*Directions:* Where a line of the entries holds the string "Molan", copy that line.
○ ○ ○ ○ ○
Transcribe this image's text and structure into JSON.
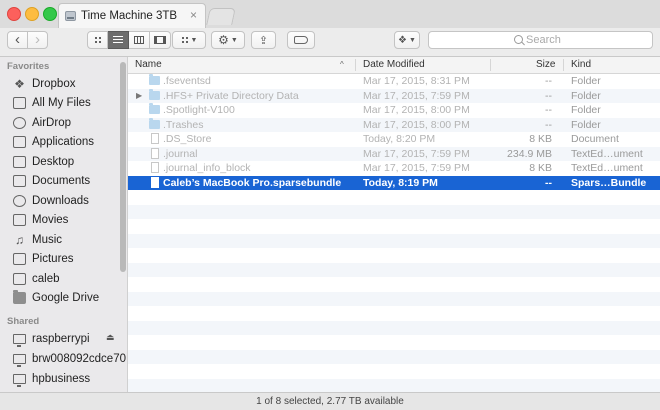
{
  "window": {
    "tab_title": "Time Machine 3TB",
    "tab_close": "×"
  },
  "toolbar": {
    "back": "‹",
    "forward": "›",
    "search_placeholder": "Search"
  },
  "sidebar": {
    "favorites_title": "Favorites",
    "shared_title": "Shared",
    "favorites": [
      {
        "label": "Dropbox",
        "icon": "dropbox-icon"
      },
      {
        "label": "All My Files",
        "icon": "all-files-icon"
      },
      {
        "label": "AirDrop",
        "icon": "airdrop-icon"
      },
      {
        "label": "Applications",
        "icon": "applications-icon"
      },
      {
        "label": "Desktop",
        "icon": "desktop-icon"
      },
      {
        "label": "Documents",
        "icon": "documents-icon"
      },
      {
        "label": "Downloads",
        "icon": "downloads-icon"
      },
      {
        "label": "Movies",
        "icon": "movies-icon"
      },
      {
        "label": "Music",
        "icon": "music-icon"
      },
      {
        "label": "Pictures",
        "icon": "pictures-icon"
      },
      {
        "label": "caleb",
        "icon": "home-icon"
      },
      {
        "label": "Google Drive",
        "icon": "folder-icon"
      }
    ],
    "shared": [
      {
        "label": "raspberrypi",
        "icon": "display-icon",
        "eject": "⏏"
      },
      {
        "label": "brw008092cdce70",
        "icon": "display-icon"
      },
      {
        "label": "hpbusiness",
        "icon": "display-icon"
      }
    ]
  },
  "columns": {
    "name": "Name",
    "date": "Date Modified",
    "size": "Size",
    "kind": "Kind"
  },
  "files": [
    {
      "name": ".fseventsd",
      "date": "Mar 17, 2015, 8:31 PM",
      "size": "--",
      "kind": "Folder",
      "type": "folder",
      "state": "hidden"
    },
    {
      "name": ".HFS+ Private Directory Data",
      "date": "Mar 17, 2015, 7:59 PM",
      "size": "--",
      "kind": "Folder",
      "type": "folder",
      "state": "hidden",
      "disclosure": "▶"
    },
    {
      "name": ".Spotlight-V100",
      "date": "Mar 17, 2015, 8:00 PM",
      "size": "--",
      "kind": "Folder",
      "type": "folder",
      "state": "hidden"
    },
    {
      "name": ".Trashes",
      "date": "Mar 17, 2015, 8:00 PM",
      "size": "--",
      "kind": "Folder",
      "type": "folder",
      "state": "hidden"
    },
    {
      "name": ".DS_Store",
      "date": "Today, 8:20 PM",
      "size": "8 KB",
      "kind": "Document",
      "type": "doc",
      "state": "hidden"
    },
    {
      "name": ".journal",
      "date": "Mar 17, 2015, 7:59 PM",
      "size": "234.9 MB",
      "kind": "TextEd…ument",
      "type": "doc",
      "state": "hidden"
    },
    {
      "name": ".journal_info_block",
      "date": "Mar 17, 2015, 7:59 PM",
      "size": "8 KB",
      "kind": "TextEd…ument",
      "type": "doc",
      "state": "hidden"
    },
    {
      "name": "Caleb’s MacBook Pro.sparsebundle",
      "date": "Today, 8:19 PM",
      "size": "--",
      "kind": "Spars…Bundle",
      "type": "sparse",
      "state": "selected"
    }
  ],
  "status": "1 of 8 selected, 2.77 TB available"
}
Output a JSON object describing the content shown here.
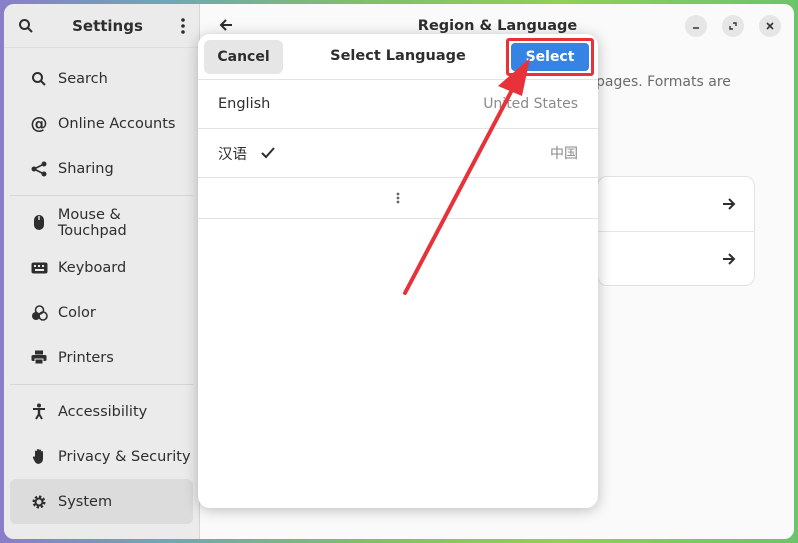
{
  "sidebar": {
    "title": "Settings",
    "items": [
      {
        "label": "Search",
        "icon": "search-icon"
      },
      {
        "label": "Online Accounts",
        "icon": "at-icon"
      },
      {
        "label": "Sharing",
        "icon": "share-icon"
      },
      {
        "label": "Mouse & Touchpad",
        "icon": "mouse-icon"
      },
      {
        "label": "Keyboard",
        "icon": "keyboard-icon"
      },
      {
        "label": "Color",
        "icon": "color-icon"
      },
      {
        "label": "Printers",
        "icon": "printer-icon"
      },
      {
        "label": "Accessibility",
        "icon": "accessibility-icon"
      },
      {
        "label": "Privacy & Security",
        "icon": "hand-icon"
      },
      {
        "label": "System",
        "icon": "gear-icon"
      }
    ]
  },
  "main": {
    "title": "Region & Language",
    "description_visible": "pages. Formats are"
  },
  "dialog": {
    "title": "Select Language",
    "cancel_label": "Cancel",
    "select_label": "Select",
    "languages": [
      {
        "name": "English",
        "region": "United States",
        "selected": false
      },
      {
        "name": "汉语",
        "region": "中国",
        "selected": true
      }
    ]
  },
  "colors": {
    "accent": "#3584e4",
    "highlight": "#e8323a"
  }
}
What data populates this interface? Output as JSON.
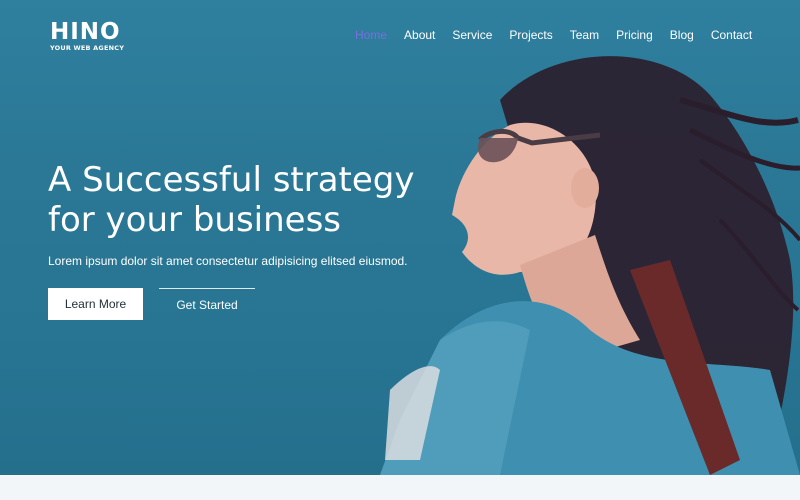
{
  "brand": {
    "name": "HINO",
    "tagline": "YOUR WEB AGENCY"
  },
  "nav": {
    "items": [
      {
        "label": "Home",
        "active": true
      },
      {
        "label": "About"
      },
      {
        "label": "Service"
      },
      {
        "label": "Projects"
      },
      {
        "label": "Team"
      },
      {
        "label": "Pricing"
      },
      {
        "label": "Blog"
      },
      {
        "label": "Contact"
      }
    ]
  },
  "hero": {
    "headline_line1": "A Successful strategy",
    "headline_line2": "for your business",
    "subtext": "Lorem ipsum dolor sit amet consectetur adipisicing elitsed eiusmod.",
    "primary_button": "Learn More",
    "secondary_button": "Get Started"
  },
  "colors": {
    "accent_active_nav": "#7a6fdf",
    "hero_background": "#2a7895",
    "button_background": "#ffffff"
  }
}
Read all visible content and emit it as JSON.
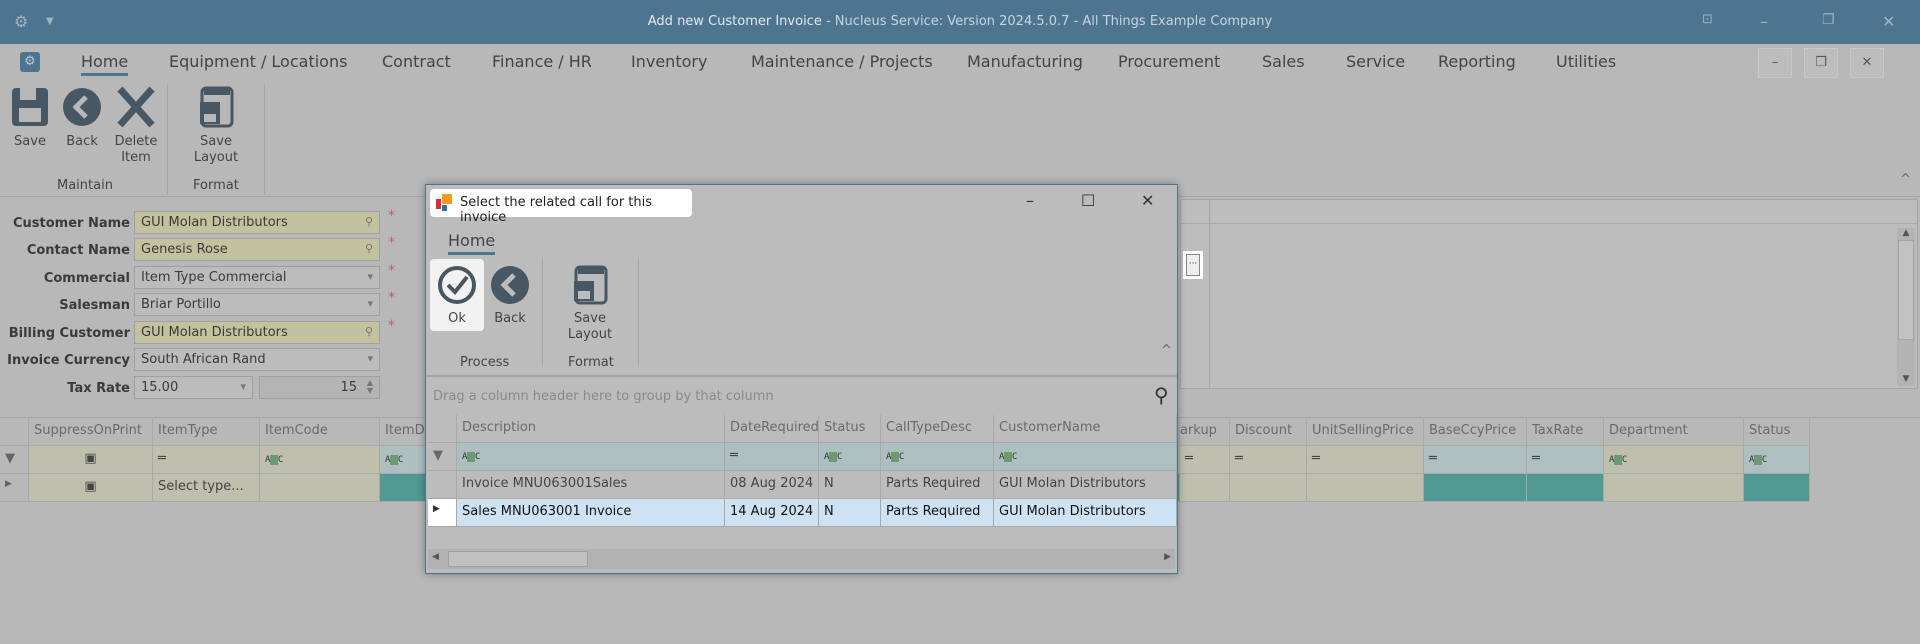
{
  "window": {
    "title_main": "Add new Customer Invoice",
    "title_rest": " - Nucleus Service: Version 2024.5.0.7 - All Things Example Company"
  },
  "menu": {
    "tabs": [
      "Home",
      "Equipment / Locations",
      "Contract",
      "Finance / HR",
      "Inventory",
      "Maintenance / Projects",
      "Manufacturing",
      "Procurement",
      "Sales",
      "Service",
      "Reporting",
      "Utilities"
    ]
  },
  "ribbon": {
    "save": "Save",
    "back": "Back",
    "delete_1": "Delete",
    "delete_2": "Item",
    "save_layout": "Save Layout",
    "group_maintain": "Maintain",
    "group_format": "Format"
  },
  "form": {
    "customer_name_label": "Customer Name",
    "customer_name": "GUI Molan Distributors",
    "contact_name_label": "Contact Name",
    "contact_name": "Genesis Rose",
    "commercial_label": "Commercial",
    "commercial": "Item Type Commercial",
    "salesman_label": "Salesman",
    "salesman": "Briar Portillo",
    "billing_customer_label": "Billing Customer",
    "billing_customer": "GUI Molan Distributors",
    "invoice_currency_label": "Invoice Currency",
    "invoice_currency": "South African Rand",
    "tax_rate_label": "Tax Rate",
    "tax_rate": "15.00",
    "tax_rate_spin": "15",
    "required": "*"
  },
  "lines_grid": {
    "columns": [
      "SuppressOnPrint",
      "ItemType",
      "ItemCode",
      "ItemDe",
      "arkup",
      "Discount",
      "UnitSellingPrice",
      "BaseCcyPrice",
      "TaxRate",
      "Department",
      "Status"
    ],
    "row_itemtype": "Select type..."
  },
  "dialog": {
    "title": "Select the related call for this invoice",
    "tab": "Home",
    "ok": "Ok",
    "back": "Back",
    "save_layout": "Save Layout",
    "group_process": "Process",
    "group_format": "Format",
    "group_panel": "Drag a column header here to group by that column",
    "columns": [
      "Description",
      "DateRequired",
      "Status",
      "CallTypeDesc",
      "CustomerName"
    ],
    "rows": [
      {
        "description": "Invoice MNU063001Sales",
        "date": "08 Aug 2024",
        "status": "N",
        "calltype": "Parts Required",
        "customer": "GUI Molan Distributors"
      },
      {
        "description": "Sales MNU063001 Invoice",
        "date": "14 Aug 2024",
        "status": "N",
        "calltype": "Parts Required",
        "customer": "GUI Molan Distributors"
      }
    ]
  },
  "colors": {
    "titlebar": "#4e758f",
    "selected_row": "#cde3f3",
    "teal": "#519a94",
    "lookup_field": "#c3c29f"
  }
}
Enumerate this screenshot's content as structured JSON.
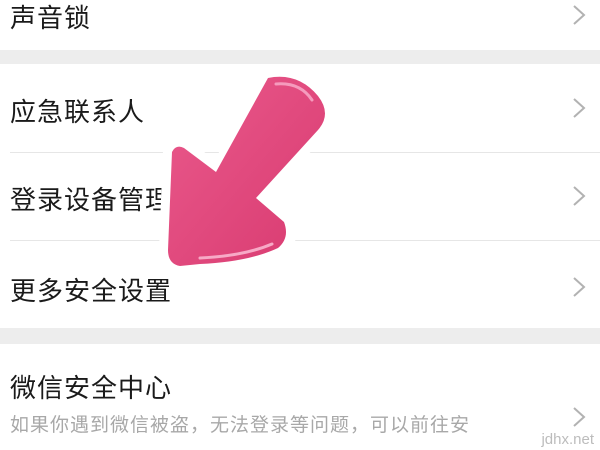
{
  "menu": {
    "voice_lock": "声音锁",
    "emergency_contacts": "应急联系人",
    "login_device_management": "登录设备管理",
    "more_security_settings": "更多安全设置",
    "wechat_security_center": "微信安全中心",
    "security_center_description": "如果你遇到微信被盗，无法登录等问题，可以前往安"
  },
  "watermark": "jdhx.net",
  "colors": {
    "page_background": "#ededed",
    "row_background": "#ffffff",
    "text_primary": "#1a1a1a",
    "text_secondary": "#a8a8a8",
    "arrow": "#e0467c"
  },
  "icons": {
    "row_chevron": "chevron-right-icon",
    "annotation": "pointer-arrow-icon"
  }
}
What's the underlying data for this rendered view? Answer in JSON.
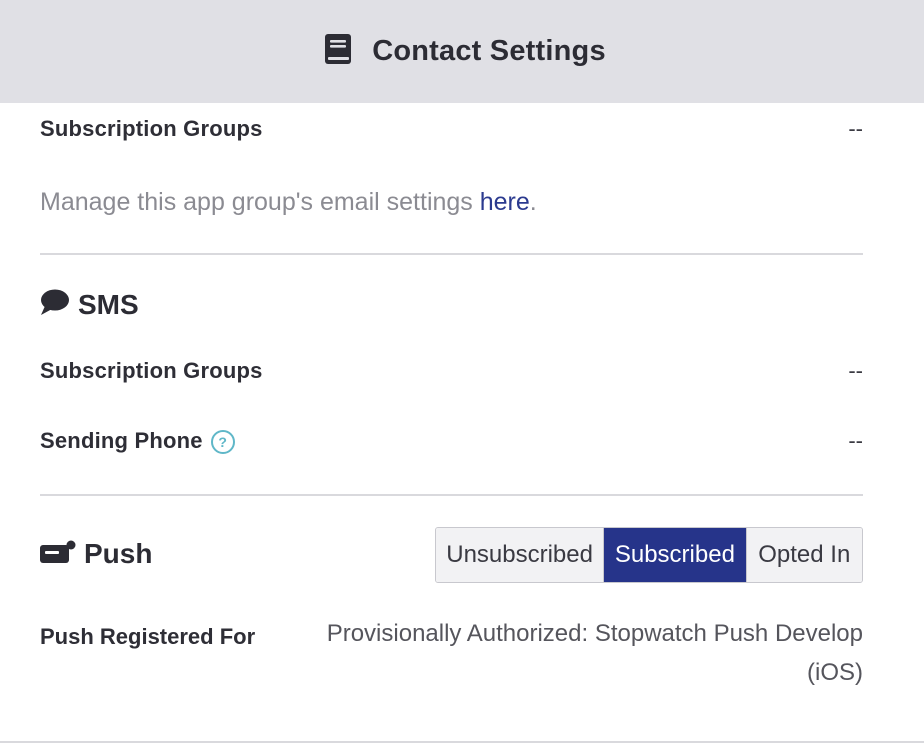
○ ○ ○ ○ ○
*Written answer:*
    "customer_name": "GUI Molan Distributors",
    "billing_customer": "GUI Molan Distributors",
        "customer": "GUI Molan Distributors"
        "customer": "GUI Molan Distributors"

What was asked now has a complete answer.